This blog is on topics of interest to early career professionals who work with people with disabilities. Blog contributors have diverse perspectives on leadership, professional development, and success in changing systems to better serve people with disabilities and their families.
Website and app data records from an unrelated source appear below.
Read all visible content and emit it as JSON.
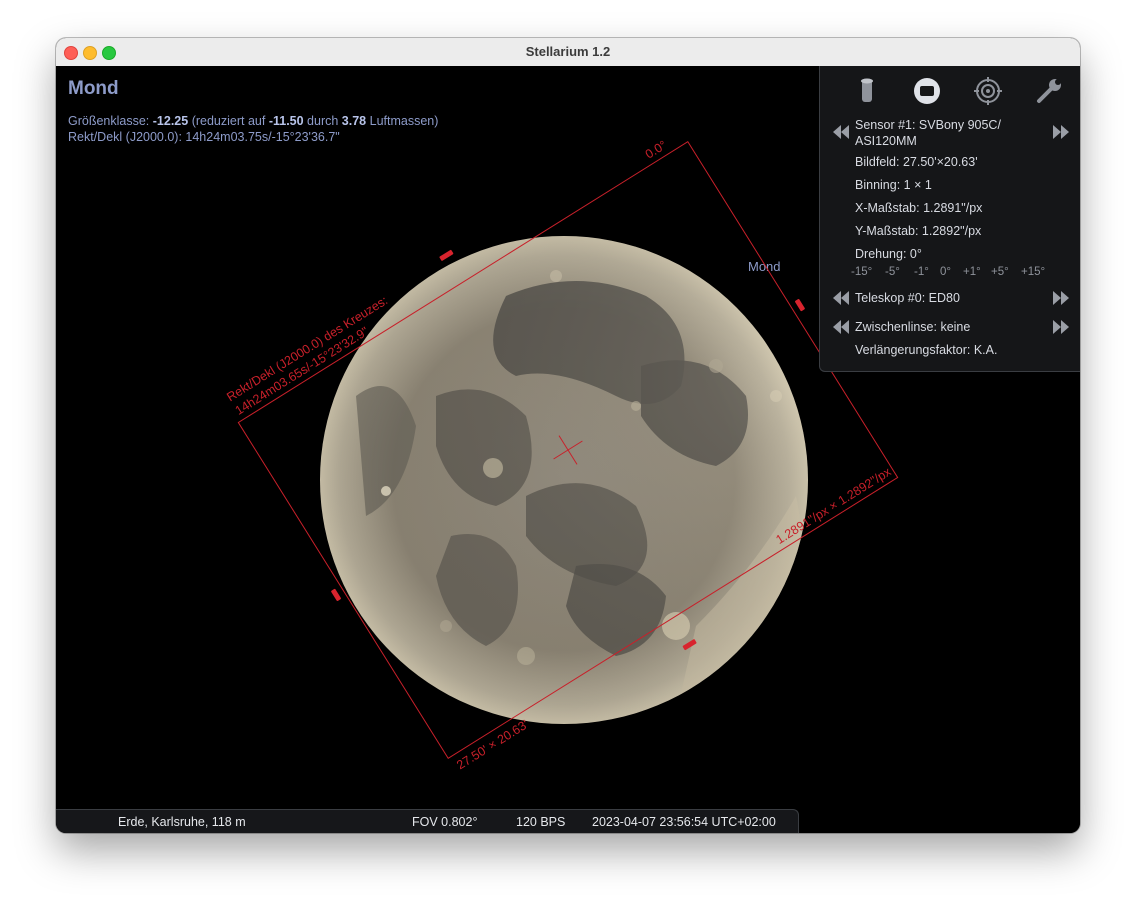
{
  "window": {
    "title": "Stellarium 1.2"
  },
  "object": {
    "name": "Mond",
    "mag_prefix": "Größenklasse: ",
    "mag_value": "-12.25",
    "mag_mid1": " (reduziert auf ",
    "mag_reduced": "-11.50",
    "mag_mid2": " durch ",
    "airmass": "3.78",
    "mag_suffix": " Luftmassen)",
    "radec": "Rekt/Dekl (J2000.0): 14h24m03.75s/-15°23'36.7\"",
    "sky_label": "Mond"
  },
  "ccd_frame": {
    "rotation_label": "0.0°",
    "center_label_line1": "Rekt/Dekl (J2000.0) des Kreuzes:",
    "center_label_line2": "14h24m03.65s/-15°23'32.9\"",
    "scale_label": "1.2891\"/px × 1.2892\"/px",
    "fov_label": "27.50' × 20.63'",
    "color": "#c8202a"
  },
  "panel": {
    "tabs": [
      "telescope-icon",
      "sensor-icon",
      "eyepiece-icon",
      "wrench-icon"
    ],
    "sensor": "Sensor #1: SVBony 905C/ ASI120MM",
    "sensor_line1": "Sensor #1: SVBony 905C/",
    "sensor_line2": "ASI120MM",
    "field": "Bildfeld: 27.50'×20.63'",
    "binning": "Binning: 1 × 1",
    "x_scale": "X-Maßstab: 1.2891\"/px",
    "y_scale": "Y-Maßstab: 1.2892\"/px",
    "rotation": "Drehung: 0°",
    "rotation_buttons": [
      "-15°",
      "-5°",
      "-1°",
      "0°",
      "+1°",
      "+5°",
      "+15°"
    ],
    "telescope": "Teleskop #0: ED80",
    "lens": "Zwischenlinse: keine",
    "extension": "Verlängerungsfaktor: K.A."
  },
  "status_bar": {
    "location": "Erde, Karlsruhe, 118 m",
    "fov": "FOV 0.802°",
    "fps": "120 BPS",
    "datetime": "2023-04-07 23:56:54 UTC+02:00"
  }
}
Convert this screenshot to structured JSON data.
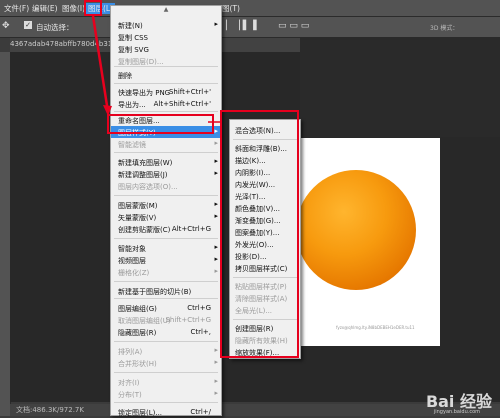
{
  "menubar": {
    "items": [
      {
        "label": "文件(F)"
      },
      {
        "label": "编辑(E)"
      },
      {
        "label": "图像(I)"
      },
      {
        "label": "图层(L)"
      },
      {
        "label": "图(T)"
      }
    ]
  },
  "optbar": {
    "auto_select": "自动选择：",
    "label_3d": "3D 模式："
  },
  "doc_tab": "4367adab478abffb780d4b31c8601",
  "status_text": "文档:486.3K/972.7K",
  "image_caption": "fyzx@qhlmg.lty.iN8bDEBEH1eDER.tu11",
  "layer_menu": {
    "items": [
      {
        "label": "新建(N)"
      },
      {
        "label": "复制 CSS"
      },
      {
        "label": "复制 SVG"
      },
      {
        "label": "复制图层(D)..."
      },
      {
        "label": "删除"
      },
      {
        "label": "快速导出为 PNG",
        "shortcut": "Shift+Ctrl+'"
      },
      {
        "label": "导出为...",
        "shortcut": "Alt+Shift+Ctrl+'"
      },
      {
        "label": "重命名图层..."
      },
      {
        "label": "图层样式(Y)"
      },
      {
        "label": "智能滤镜"
      },
      {
        "label": "新建填充图层(W)"
      },
      {
        "label": "新建调整图层(J)"
      },
      {
        "label": "图层内容选项(O)..."
      },
      {
        "label": "图层蒙版(M)"
      },
      {
        "label": "矢量蒙版(V)"
      },
      {
        "label": "创建剪贴蒙版(C)",
        "shortcut": "Alt+Ctrl+G"
      },
      {
        "label": "智能对象"
      },
      {
        "label": "视频图层"
      },
      {
        "label": "栅格化(Z)"
      },
      {
        "label": "新建基于图层的切片(B)"
      },
      {
        "label": "图层编组(G)",
        "shortcut": "Ctrl+G"
      },
      {
        "label": "取消图层编组(U)",
        "shortcut": "Shift+Ctrl+G"
      },
      {
        "label": "隐藏图层(R)",
        "shortcut": "Ctrl+,"
      },
      {
        "label": "排列(A)"
      },
      {
        "label": "合并形状(H)"
      },
      {
        "label": "对齐(I)"
      },
      {
        "label": "分布(T)"
      },
      {
        "label": "锁定图层(L)...",
        "shortcut": "Ctrl+/"
      }
    ]
  },
  "style_submenu": {
    "items": [
      {
        "label": "混合选项(N)..."
      },
      {
        "label": "斜面和浮雕(B)..."
      },
      {
        "label": "描边(K)..."
      },
      {
        "label": "内阴影(I)..."
      },
      {
        "label": "内发光(W)..."
      },
      {
        "label": "光泽(T)..."
      },
      {
        "label": "颜色叠加(V)..."
      },
      {
        "label": "渐变叠加(G)..."
      },
      {
        "label": "图案叠加(Y)..."
      },
      {
        "label": "外发光(O)..."
      },
      {
        "label": "投影(D)..."
      },
      {
        "label": "拷贝图层样式(C)"
      },
      {
        "label": "粘贴图层样式(P)"
      },
      {
        "label": "清除图层样式(A)"
      },
      {
        "label": "全局光(L)..."
      },
      {
        "label": "创建图层(R)"
      },
      {
        "label": "隐藏所有效果(H)"
      },
      {
        "label": "缩放效果(F)..."
      }
    ]
  },
  "watermark": {
    "text": "Bai 经验",
    "sub": "jingyan.baidu.com"
  },
  "colors": {
    "accent": "#3a8ee6",
    "annotation": "#e6001e",
    "menu_bg": "#f0f0f0"
  }
}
For more information on Early Career Professionals, check out the website: www.aucd.org/ecp

09 October, 2012

"Hire Your Weakness"


Tracy Golden, PhD
Assistant Professor of Social Work, Utah Valley University






Sara Blakely, founder of Spanx, started her company with $5000. and a frustration about panty lines showing through white pants.  That was over ten years ago.  Today, Blakely is the youngest woman to make the Forbes magazine’s list of billionaires on her own, with no help from an inheritance or a husband.  Her advice?  “Hire your weakness.”

As an early career professional in the field of disabilities, you may wonder why I would choose Sara Blakely’s story as an opener.  It’s simple – she was successful, extraordinarily so.   And if we want to be extraordinarily successful we can learn from people who do things well even if our ideals, mission statements and bottom lines are as different from Sara’s as AUCD’s are from General Motors.   Sara (and countless leaders before her) knew something many of us are loathe to admit:  as leaders, none of us will ever be complete.  If we are visionaries, we often overlook details.  If we are task masters, we forget the simple power of encouraging words.  If we are passionate, we might burn out before projects are done.   All of us shine, but none of us shines perfectly.  We all need to complement ourselves with people who can do certain things better than we can.  As an early career professional, instead of fighting this idea, embrace it.  You will save yourself countless heartaches and mediocre projects.

It is almost un-American to suggest that we should look around to find others who complement us rather than dedicating ourselves to lifelong self-improvement.   Americans are by nature “do-it-your-selfers”.   But by the time we have found ourselves in positions of leadership early in our careers, it is likely we are well aware of what we do well, and what we do not do so well.  Rather than turning to the next leadership training course or New York times bestseller on the habits of amazing people,  you can become better and more effective much more easily and quickly by shifting your thinking and finding people who already are better than you at certain things.  Do not fear that they will replace you, for they have weaknesses, too.  They need you just as much as you need them.

As a leader, take stock of yourself.  Analyze your assets and liabilities and begin to fill in the gaps with capable others.  If you are yin, find yang.  If you are meat, find potatoes.  If you are sun, find rain.    Whether you collaborate, share a leadership position, or divvy up responsibilities along traditional lines of hierarchy, figure out what you cannot do, and find someone else that can.  When you join forces, you just might become unstoppable.